- **What the task requires**
All of the records should be given again verbatim.

BEGIN Data to examine

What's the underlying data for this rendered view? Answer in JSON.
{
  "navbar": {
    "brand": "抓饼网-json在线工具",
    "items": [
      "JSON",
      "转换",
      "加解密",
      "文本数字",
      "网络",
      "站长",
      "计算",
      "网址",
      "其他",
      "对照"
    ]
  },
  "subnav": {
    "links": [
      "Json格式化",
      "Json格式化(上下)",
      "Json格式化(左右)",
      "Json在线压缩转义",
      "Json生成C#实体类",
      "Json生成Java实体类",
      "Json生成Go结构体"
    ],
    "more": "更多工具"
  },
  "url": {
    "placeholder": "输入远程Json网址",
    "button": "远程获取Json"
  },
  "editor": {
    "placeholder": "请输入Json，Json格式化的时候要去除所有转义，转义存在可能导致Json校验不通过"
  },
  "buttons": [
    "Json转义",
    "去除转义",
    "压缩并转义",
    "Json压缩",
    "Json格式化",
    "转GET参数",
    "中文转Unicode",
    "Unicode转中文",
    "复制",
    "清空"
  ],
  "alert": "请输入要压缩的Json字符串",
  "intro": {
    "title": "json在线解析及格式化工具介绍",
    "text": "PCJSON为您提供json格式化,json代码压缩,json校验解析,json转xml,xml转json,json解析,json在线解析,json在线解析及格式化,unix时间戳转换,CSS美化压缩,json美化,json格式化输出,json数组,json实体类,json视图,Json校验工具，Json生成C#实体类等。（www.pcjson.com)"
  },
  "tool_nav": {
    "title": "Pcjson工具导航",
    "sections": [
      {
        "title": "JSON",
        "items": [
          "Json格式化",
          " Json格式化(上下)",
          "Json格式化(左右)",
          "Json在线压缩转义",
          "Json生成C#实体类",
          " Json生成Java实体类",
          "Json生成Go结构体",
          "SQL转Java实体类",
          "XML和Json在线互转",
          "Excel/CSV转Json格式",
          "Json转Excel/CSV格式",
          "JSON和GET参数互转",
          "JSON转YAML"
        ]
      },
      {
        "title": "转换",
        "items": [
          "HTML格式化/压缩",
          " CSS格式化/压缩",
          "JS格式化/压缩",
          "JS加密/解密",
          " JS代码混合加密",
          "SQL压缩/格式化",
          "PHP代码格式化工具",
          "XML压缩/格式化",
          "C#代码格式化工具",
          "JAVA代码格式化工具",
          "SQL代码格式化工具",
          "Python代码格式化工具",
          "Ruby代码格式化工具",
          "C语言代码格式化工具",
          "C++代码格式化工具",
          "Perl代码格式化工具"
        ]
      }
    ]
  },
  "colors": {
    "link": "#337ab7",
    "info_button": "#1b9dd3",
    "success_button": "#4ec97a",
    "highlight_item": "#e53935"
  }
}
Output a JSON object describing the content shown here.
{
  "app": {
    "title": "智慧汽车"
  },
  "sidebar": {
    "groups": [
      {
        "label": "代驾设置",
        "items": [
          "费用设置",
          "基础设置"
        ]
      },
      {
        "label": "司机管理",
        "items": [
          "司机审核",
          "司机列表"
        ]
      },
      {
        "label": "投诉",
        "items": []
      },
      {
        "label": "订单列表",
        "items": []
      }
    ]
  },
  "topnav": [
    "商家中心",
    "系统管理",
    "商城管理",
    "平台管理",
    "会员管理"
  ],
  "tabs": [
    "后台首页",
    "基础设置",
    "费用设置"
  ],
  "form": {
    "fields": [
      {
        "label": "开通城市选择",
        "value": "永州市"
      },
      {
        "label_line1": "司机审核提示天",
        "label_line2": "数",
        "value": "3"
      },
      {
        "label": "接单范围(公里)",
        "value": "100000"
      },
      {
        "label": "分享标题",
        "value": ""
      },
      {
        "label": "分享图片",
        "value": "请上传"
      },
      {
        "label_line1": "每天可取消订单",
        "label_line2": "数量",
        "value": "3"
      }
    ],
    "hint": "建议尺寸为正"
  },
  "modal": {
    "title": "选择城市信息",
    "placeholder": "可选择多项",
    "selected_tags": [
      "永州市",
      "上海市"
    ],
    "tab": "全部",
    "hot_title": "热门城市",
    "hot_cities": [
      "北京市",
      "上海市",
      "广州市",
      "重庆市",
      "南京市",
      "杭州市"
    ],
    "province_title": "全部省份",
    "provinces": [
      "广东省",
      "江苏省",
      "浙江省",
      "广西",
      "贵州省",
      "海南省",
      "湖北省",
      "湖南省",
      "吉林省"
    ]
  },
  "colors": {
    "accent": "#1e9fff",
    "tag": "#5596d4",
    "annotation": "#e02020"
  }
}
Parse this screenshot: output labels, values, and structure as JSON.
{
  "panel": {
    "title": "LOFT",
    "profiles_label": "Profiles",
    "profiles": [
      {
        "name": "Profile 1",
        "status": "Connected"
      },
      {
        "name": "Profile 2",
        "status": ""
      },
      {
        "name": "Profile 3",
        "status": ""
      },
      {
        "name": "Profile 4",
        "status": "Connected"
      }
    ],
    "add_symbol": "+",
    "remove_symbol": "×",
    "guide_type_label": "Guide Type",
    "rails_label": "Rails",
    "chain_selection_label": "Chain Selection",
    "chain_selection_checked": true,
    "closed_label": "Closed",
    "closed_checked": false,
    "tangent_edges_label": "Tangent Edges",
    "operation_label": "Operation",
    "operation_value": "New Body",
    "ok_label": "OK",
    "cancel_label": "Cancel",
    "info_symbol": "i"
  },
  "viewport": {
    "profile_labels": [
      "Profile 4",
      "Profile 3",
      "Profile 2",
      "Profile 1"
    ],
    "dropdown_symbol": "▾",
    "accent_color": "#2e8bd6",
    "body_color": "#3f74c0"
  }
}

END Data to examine

- **Task output**
What's the underlying data for this rendered view? Answer in JSON.
{
  "navbar": {
    "brand": "抓饼网-json在线工具",
    "items": [
      "JSON",
      "转换",
      "加解密",
      "文本数字",
      "网络",
      "站长",
      "计算",
      "网址",
      "其他",
      "对照"
    ]
  },
  "subnav": {
    "links": [
      "Json格式化",
      "Json格式化(上下)",
      "Json格式化(左右)",
      "Json在线压缩转义",
      "Json生成C#实体类",
      "Json生成Java实体类",
      "Json生成Go结构体"
    ],
    "more": "更多工具"
  },
  "url": {
    "placeholder": "输入远程Json网址",
    "button": "远程获取Json"
  },
  "editor": {
    "placeholder": "请输入Json，Json格式化的时候要去除所有转义，转义存在可能导致Json校验不通过"
  },
  "buttons": [
    "Json转义",
    "去除转义",
    "压缩并转义",
    "Json压缩",
    "Json格式化",
    "转GET参数",
    "中文转Unicode",
    "Unicode转中文",
    "复制",
    "清空"
  ],
  "alert": "请输入要压缩的Json字符串",
  "intro": {
    "title": "json在线解析及格式化工具介绍",
    "text": "PCJSON为您提供json格式化,json代码压缩,json校验解析,json转xml,xml转json,json解析,json在线解析,json在线解析及格式化,unix时间戳转换,CSS美化压缩,json美化,json格式化输出,json数组,json实体类,json视图,Json校验工具，Json生成C#实体类等。（www.pcjson.com)"
  },
  "tool_nav": {
    "title": "Pcjson工具导航",
    "sections": [
      {
        "title": "JSON",
        "items": [
          "Json格式化",
          " Json格式化(上下)",
          "Json格式化(左右)",
          "Json在线压缩转义",
          "Json生成C#实体类",
          " Json生成Java实体类",
          "Json生成Go结构体",
          "SQL转Java实体类",
          "XML和Json在线互转",
          "Excel/CSV转Json格式",
          "Json转Excel/CSV格式",
          "JSON和GET参数互转",
          "JSON转YAML"
        ]
      },
      {
        "title": "转换",
        "items": [
          "HTML格式化/压缩",
          " CSS格式化/压缩",
          "JS格式化/压缩",
          "JS加密/解密",
          " JS代码混合加密",
          "SQL压缩/格式化",
          "PHP代码格式化工具",
          "XML压缩/格式化",
          "C#代码格式化工具",
          "JAVA代码格式化工具",
          "SQL代码格式化工具",
          "Python代码格式化工具",
          "Ruby代码格式化工具",
          "C语言代码格式化工具",
          "C++代码格式化工具",
          "Perl代码格式化工具"
        ]
      }
    ]
  },
  "colors": {
    "link": "#337ab7",
    "info_button": "#1b9dd3",
    "success_button": "#4ec97a",
    "highlight_item": "#e53935"
  }
}
Output a JSON object describing the content shown here.
{
  "app": {
    "title": "智慧汽车"
  },
  "sidebar": {
    "groups": [
      {
        "label": "代驾设置",
        "items": [
          "费用设置",
          "基础设置"
        ]
      },
      {
        "label": "司机管理",
        "items": [
          "司机审核",
          "司机列表"
        ]
      },
      {
        "label": "投诉",
        "items": []
      },
      {
        "label": "订单列表",
        "items": []
      }
    ]
  },
  "topnav": [
    "商家中心",
    "系统管理",
    "商城管理",
    "平台管理",
    "会员管理"
  ],
  "tabs": [
    "后台首页",
    "基础设置",
    "费用设置"
  ],
  "form": {
    "fields": [
      {
        "label": "开通城市选择",
        "value": "永州市"
      },
      {
        "label_line1": "司机审核提示天",
        "label_line2": "数",
        "value": "3"
      },
      {
        "label": "接单范围(公里)",
        "value": "100000"
      },
      {
        "label": "分享标题",
        "value": ""
      },
      {
        "label": "分享图片",
        "value": "请上传"
      },
      {
        "label_line1": "每天可取消订单",
        "label_line2": "数量",
        "value": "3"
      }
    ],
    "hint": "建议尺寸为正"
  },
  "modal": {
    "title": "选择城市信息",
    "placeholder": "可选择多项",
    "selected_tags": [
      "永州市",
      "上海市"
    ],
    "tab": "全部",
    "hot_title": "热门城市",
    "hot_cities": [
      "北京市",
      "上海市",
      "广州市",
      "重庆市",
      "南京市",
      "杭州市"
    ],
    "province_title": "全部省份",
    "provinces": [
      "广东省",
      "江苏省",
      "浙江省",
      "广西",
      "贵州省",
      "海南省",
      "湖北省",
      "湖南省",
      "吉林省"
    ]
  },
  "colors": {
    "accent": "#1e9fff",
    "tag": "#5596d4",
    "annotation": "#e02020"
  }
}
Parse this screenshot: output labels, values, and structure as JSON.
{
  "panel": {
    "title": "LOFT",
    "profiles_label": "Profiles",
    "profiles": [
      {
        "name": "Profile 1",
        "status": "Connected"
      },
      {
        "name": "Profile 2",
        "status": ""
      },
      {
        "name": "Profile 3",
        "status": ""
      },
      {
        "name": "Profile 4",
        "status": "Connected"
      }
    ],
    "add_symbol": "+",
    "remove_symbol": "×",
    "guide_type_label": "Guide Type",
    "rails_label": "Rails",
    "chain_selection_label": "Chain Selection",
    "chain_selection_checked": true,
    "closed_label": "Closed",
    "closed_checked": false,
    "tangent_edges_label": "Tangent Edges",
    "operation_label": "Operation",
    "operation_value": "New Body",
    "ok_label": "OK",
    "cancel_label": "Cancel",
    "info_symbol": "i"
  },
  "viewport": {
    "profile_labels": [
      "Profile 4",
      "Profile 3",
      "Profile 2",
      "Profile 1"
    ],
    "dropdown_symbol": "▾",
    "accent_color": "#2e8bd6",
    "body_color": "#3f74c0"
  }
}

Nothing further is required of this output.